The ‘return to work’ conversation is still very prevalent in the UK after COVID-19 restrictions have been removed once again, and Britain’s business secretary Kwasi Kwarteng has even encouraged people to get back to the office in a bid to “get back to some degree of normality”.
However, it seems that the way we work has changed for good – and 79% of business leaders believe that people will never return to offices at the same rate as pre-pandemic.
For women in particular, the ability to work remotely and flexibly has had a significant impact. The pandemic started fresh conversations about childcare, for example, a responsibility disproportionately taken on by women. 80% of women also ranked remote working as a top job benefit – this figure drops to 69% for men.
While remote working can support women to balance other responsibilities, there is also a concern that being away from the office might result in an ‘out of sight, out of mind’ culture – leading to fewer promotions and salary increases for women and it could widen the gender wage gap.
With this in mind, four female technology experts discuss their experiences of remote working, gender equality and advice for other women navigating the changing world of work.
The benefits of remote working for women
The sudden move to remote working during the pandemic led to a shift in priorities for many employees. “What I see as its greatest benefits are flexibility, sense of freedom, and being able to manage personal time more effectively”, said Aleksandra Majkic, IT business development professional.
“I am not only referring to hours spent commuting, but also long meetings, sometimes imposed work dinners. To me, the ability to make my own plans, spend time with my family, support kids as they’ve both started school, and having that sense of freedom is irreplaceable.”
Design strategist Cecilia LeJeune, who moved from a flat in the suburbs with almost two hours of commute per day to a house with a garden and zero commute, agrees with finding this sense of freedom: “Remote work also means freedom to organize your day as you wish, to focus on deep work when you want, or to work at unusual hours.”
These benefits of remote working may also be a retention tool for many businesses going forward. As Alice Meredith, senior HR professional and culture strategist, argued: “It allows employees the opportunity to learn new skills, better integrate work and life responsibilities and gives employees increased autonomy in their day-to-day work responsibilities.”
With the ‘Great Resignation‘ underway, people are looking for job roles that offer flexibility and more opportunities. The ability to work remotely whilst balancing work and personal lives will likely be a big draw for many female employees.

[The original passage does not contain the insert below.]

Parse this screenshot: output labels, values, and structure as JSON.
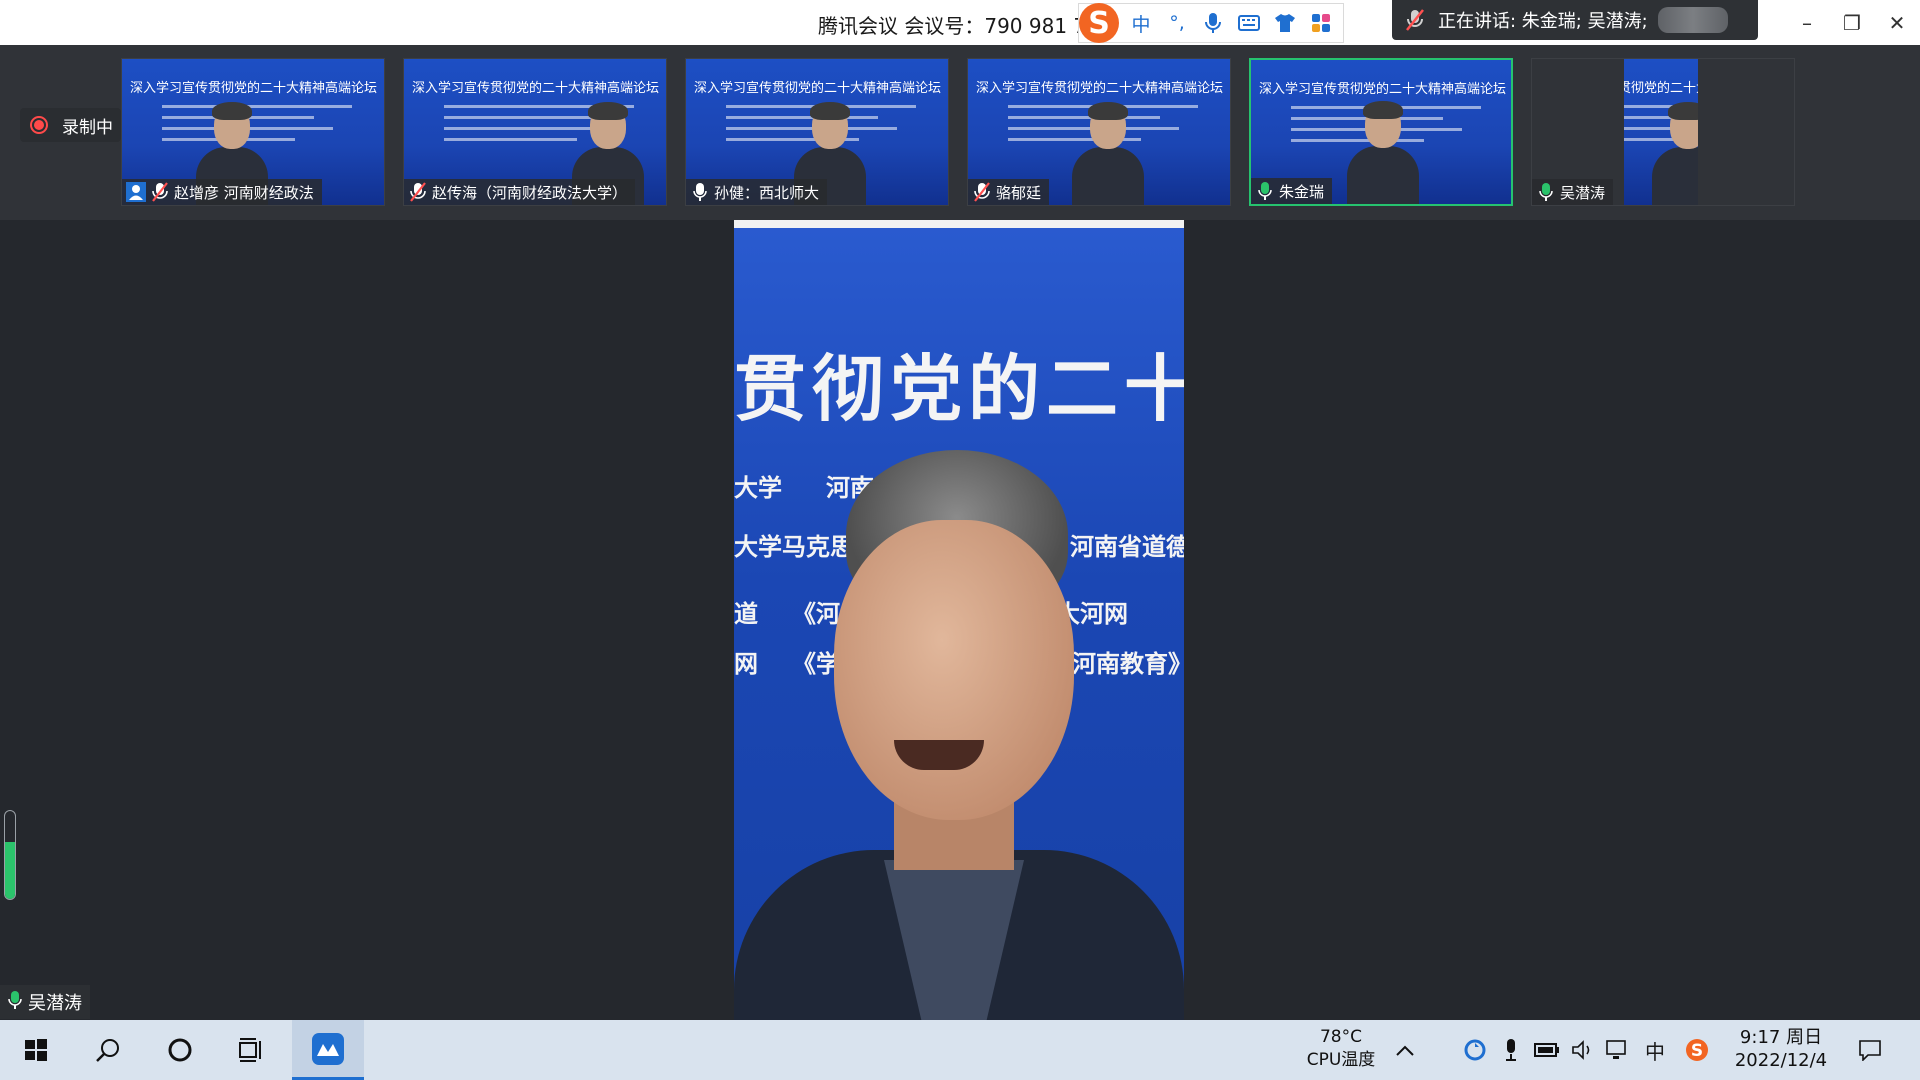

Closing the gender gap
Remote working can also help level the playing field between genders. Shelley Benhoff, Sitecore MVP, explains that “a woman’s presence in person tends to be diminished in comparison to men. But when you’re remote, your physicality isn’t really in the equation”.
LeJeune echoed this, saying that “remote work allows for depersonalization in interactions. Judgments and bias introduced by your look and clothing are erased, which can count as a benefit for a lot of women.”
Meredith, a mother juggling six children and a full-time career, also highlighted how remote working will continue to help balance the caregiving workload between parents. “A father who works remotely can take on more responsibility and vice versa. In addition, this opportunity to better balance family responsibilities can create more time and availability for career pursuits for both parents, regardless of their gender.”
Remote working does also pose a potential risk to women’s career progression. Majkic says that remote workers are sometimes perceived as “out of sight, out of mind” and are more likely to be overlooked for promotions, raises and bonuses than on-site employees.
She continues: “There is already a new term – Zoom ceiling (coined by Elora Voyles, people scientist) that has become the new ‘glass ceiling’.
“To overcome this, remote working policies need to be formalized and leaders must ensure equality for all meetings – for example, by making sure remote attendees can dial-in to in-person meetings with a quality camera and audio.”
Advice to remote working women
Remote work can offer lots of benefits for women, but it may still pose challenges too. For example, collaborative tools may seem daunting for women who are using them in remote settings for the first time, but Meredith recommends that women be vocal about their work – regardless of where they work from. “Make sure to share what you’re working on with your team, and be proud of your achievements.”
Meredith also emphasizes the importance of taking advantage of working remotely, and to “use any additional time to participate in skill and professional development opportunities and volunteer for projects that interest you and stretch your abilities.”
For Majkic, communication with superiors is a key factor. She suggests “scheduling regular meetings or brief talks to maintain and improve business relationships and make sure that your leader knows your achievements, expectations, struggles, and progress you are making.”
She says that as performance reviews can happen less often when everyone is working remotely, it’s important to ask for one-to-one feedback sessions on a regular basis. “We have to take initiative and be proactive in our workplaces and communities.”
As hybrid working models look set to become the norm, there is a new opportunity for women to balance their career with their personal life in a way that hasn’t been possible in the past.
However, there are possible challenges too, around visibility and opportunities. Frequent and clear communication, and formalized policies for flexible working will be key to overcoming this.
All four women interviewed for this piece are authors at Pluralsight.